Sunday, September 9, 2012

Closing the Credibility Gap in B2B Marketing

The dictionary definition of credibility is the quality or power of inspiring belief. Credibility with prospects and customers is critical to the success of any business. Credibility creates trust, and it is one of the attributes that elevates a B2B company from "potential vendor" to "trusted advisor."

It's now clear that marketing content plays a leading role in B2B demand generation. In many cases, a prospect's first impression of your company will be based on the content you publish. To be effective, marketing content must be relevant and credible to the intended audience.

The relevance of marketing content is primarily determined by what the content communicates. Does it discuss issues that are important to the intended audience? The credibility of a content resource is primarily determined by how the resource communicates the message.

All B2B marketers face a credibility challenge, at least to some extent. The reality is that business buyers have a built-in inclination to distrust marketing content. The credibility gap was clearly shown in recent research by DemandGen Report. In the 2012 Content Preferences Survey, participants were asked to identify the kind of content they gave more credence to.
  • 52% of respondents said peer reviews/user generated content.
  • 33% said content that is authored by a third-party publication or analyst and sponsored by a vendor.
  • 12% said co-branded content.
  • Only 4% chose content that is branded directly from a vendor.
How to Close the Credibility Gap

Credibility is important for all kinds of marketing content, but it's absolutely critical for content that is used to reach prospects who (a) are in the early stages of their buying process, and (b) are not familiar with your company. Content credibility is essential in this situation because many of these prospects will decide whether to begin or continue a relationship with your company based solely on the credibility of your content.

For these early-stage prospects, the most effective way to establish credibility is to use brand-agnostic content. Brand-agnostic content is content that does not directly or overtly promote your company or your products or services. To create engagement with early-stage prospects, the first requirement is to demonstrate that you are a reliable source of relevant, accurate, insightful, and (mostly) objective information. If your content overtly promotes your company or your products or services, many early-stage prospects will tune you out even if your content also provides valuable information.

Recent research shows just how widespread the dislike of promotional content is among business buyers.
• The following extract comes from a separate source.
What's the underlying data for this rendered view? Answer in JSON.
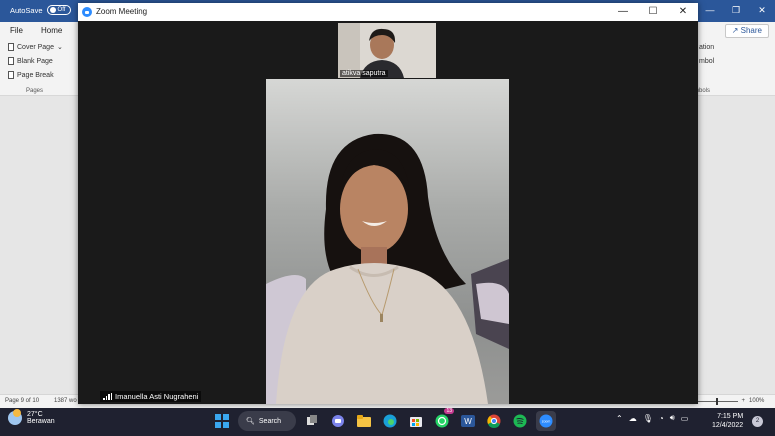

In the DemandGen Report survey mentioned earlier, 74% of respondents said that solution providers should "curb the sales messages" in their content resources. In a 2012 survey of technology buyers by UBM TechWeb, 77% of respondents said the biggest mistake technology vendors make is to include too much marketing "fluff" in their content resources.

When prospects enter the consideration/evaluation stage of their buying process, they will want and need to learn more about your company and about the specific features and capabilities of your products or services. That's where promotional content is both necessary and appropriate. Before that, however, promotional content may do more harm than good when it comes to creating engagement with potential customers.
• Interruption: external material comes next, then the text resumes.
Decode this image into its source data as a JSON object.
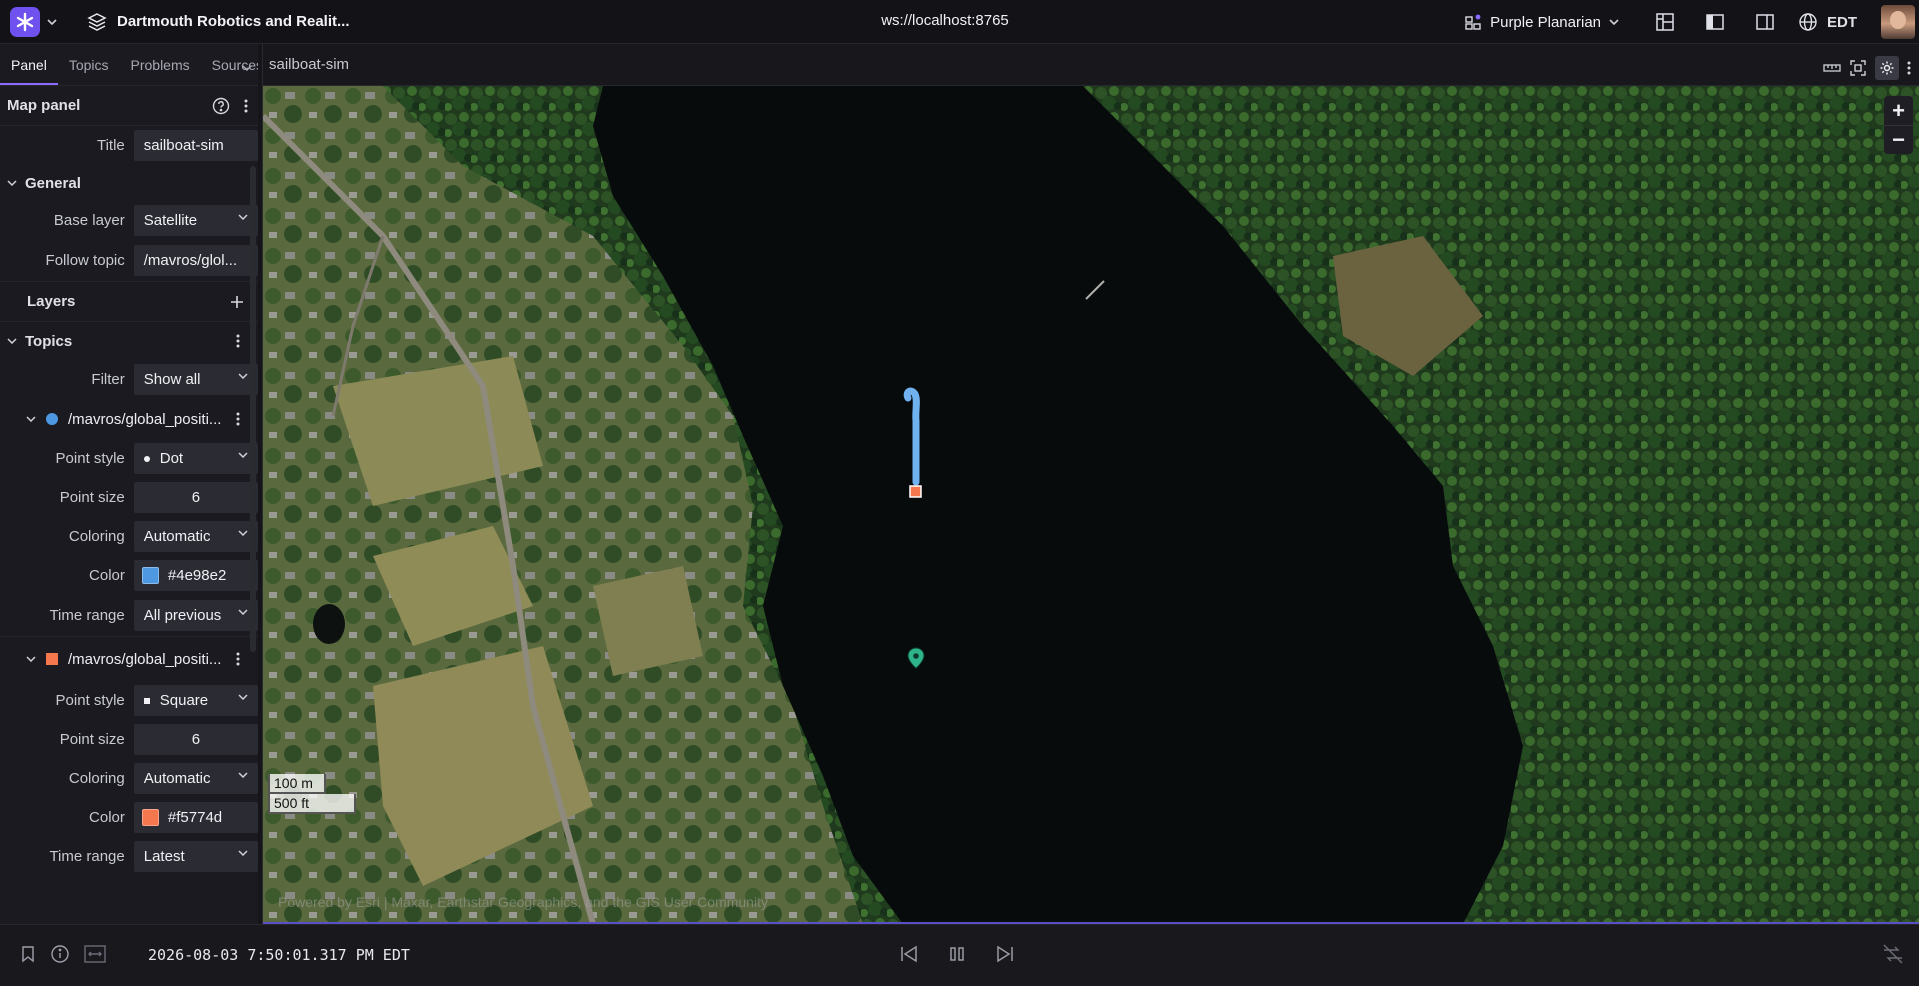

Using brand-agnostic content will undoubtedly be counterintuitive for many B2B marketers. But in today's environment, the reality is that you can sell more by "selling" less.


  1. Hi David,
    Could not agree with you more. I wrote a similar post you might enjoy here:

    (I wrote it as kind of a rant after working with a client who insisted on adding branded product-centric content into every blog post!)

    1. Hi Karen,

      Thanks for your comment. Your post is great! I hope that everyone will read it. I'm always amazed how often two people who have never met or talked can arrive at conclusions that are so similar.

      It also still surprises me that so many marketers still think that every piece of content should contain a "hard" sales message.